ITO 202 - History of Italian Cinema
This course presents the development and changes in Italian society through the analysis of movies from the most important Italian directors that are milestones in the history of Italian cinema. The movies shown in class will be analyzed and discussed both for their artistic value and mastery in making them and for the Italian social, political and historical background and milieu they reflect and are also influenced by. The movies discussed during lectures will be shown in chronological order, with focus on some of the most important events in the Italian history that deeply affected Italian society: Fascism, the war and post-war time, the economic boom of the early sixties, the anger and protest of the young generation. "Genre" movies will be also discussed, "Comedy Italian Style" and "Spaghetti Westerns" in particular, for their value as cinematic products and for the everlasting influence they have on national and worldwide cinematic production. Information about important periods of Italian history, from Fascism to the present time, will be given throughout the course. fulfills Communication major Visual requirement

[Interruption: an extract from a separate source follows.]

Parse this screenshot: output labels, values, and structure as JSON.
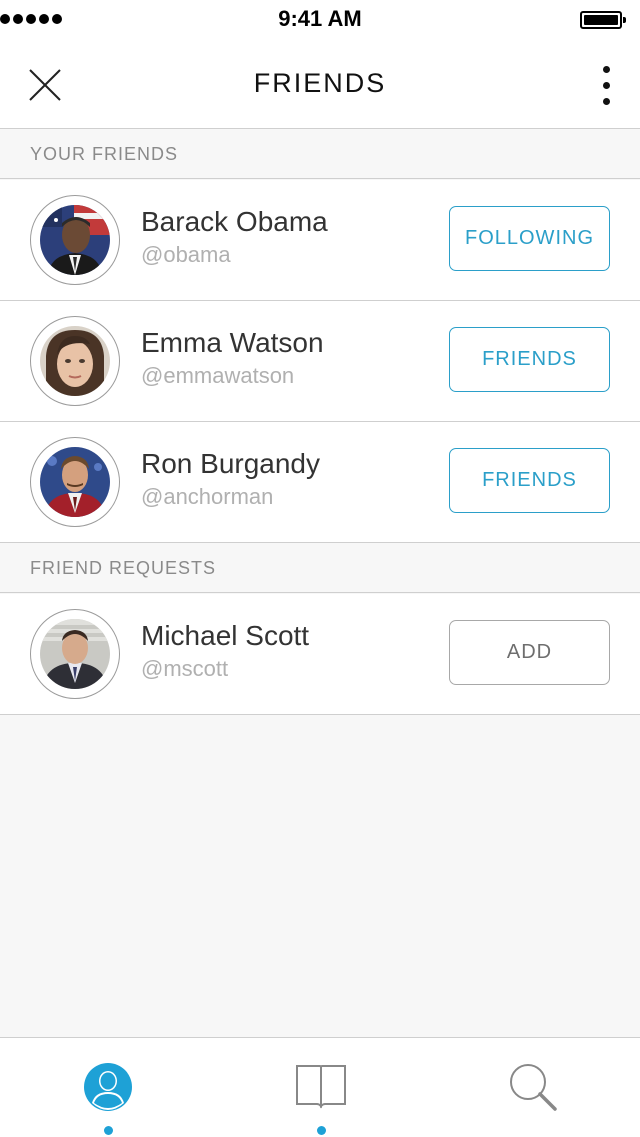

ITO CL 223 - Classical Mythology: The Heroes [AEST] [CITZ]; honors option
A study of the major Greek and Roman saga cycles (the stories of Heracles, Oedipus, Jason, Odysseus, Aeneas, Romulus, etc.), their origin, content and interpretation. Consideration is also given to various approaches to saga: historical, political, anthropological, literary and artistic. Emphasis will be placed on the role of the hero within the context of ancient and modern societies and to the influence of classical saga upon ancient and modern art and literature. Touring important historical sites and museums in Italy will enhance the student's experience and understanding of the classical tradition, particulary the use of mythological heroes throughout Italian history as a type of symbolic communication.
ITO CL 262 - War and Culture in the Ancient World [HIST]
This course aims to introduce students to aspects of the culture of the ancient Egyptians, Greeks, Etruscans and Romans by studying how the practice of ancient warfare intertwines with broader cultural developments of the ancient world. A series of illustrated lectures will dwell in detail upon the nature of ancient warfare itself and its interrelation with the political, religious, and economic realities of the ancient world. Visits to local Orvieto museums and landmarks will also provide an important context for this course.
ITO PH 107 - Ethics Seminar [ETH]
This course provides a presentation of the rational principles of moral conduct, with application to specific cases; includes discussion of major ethical theories.
ITO TH 250 - Catholic Vision [CATH]
This course provides an introductory survey of the distinctive vision of the Catholic tradition as that vision has been articulated in doctrine, practice, and culture. It will focus in particular on some of the unique expressions of the Catholic tradition in the history and life of the Church in Orvieto. In addition to classroom lectures, the course will also include cultural excursions within the city of Orvieto.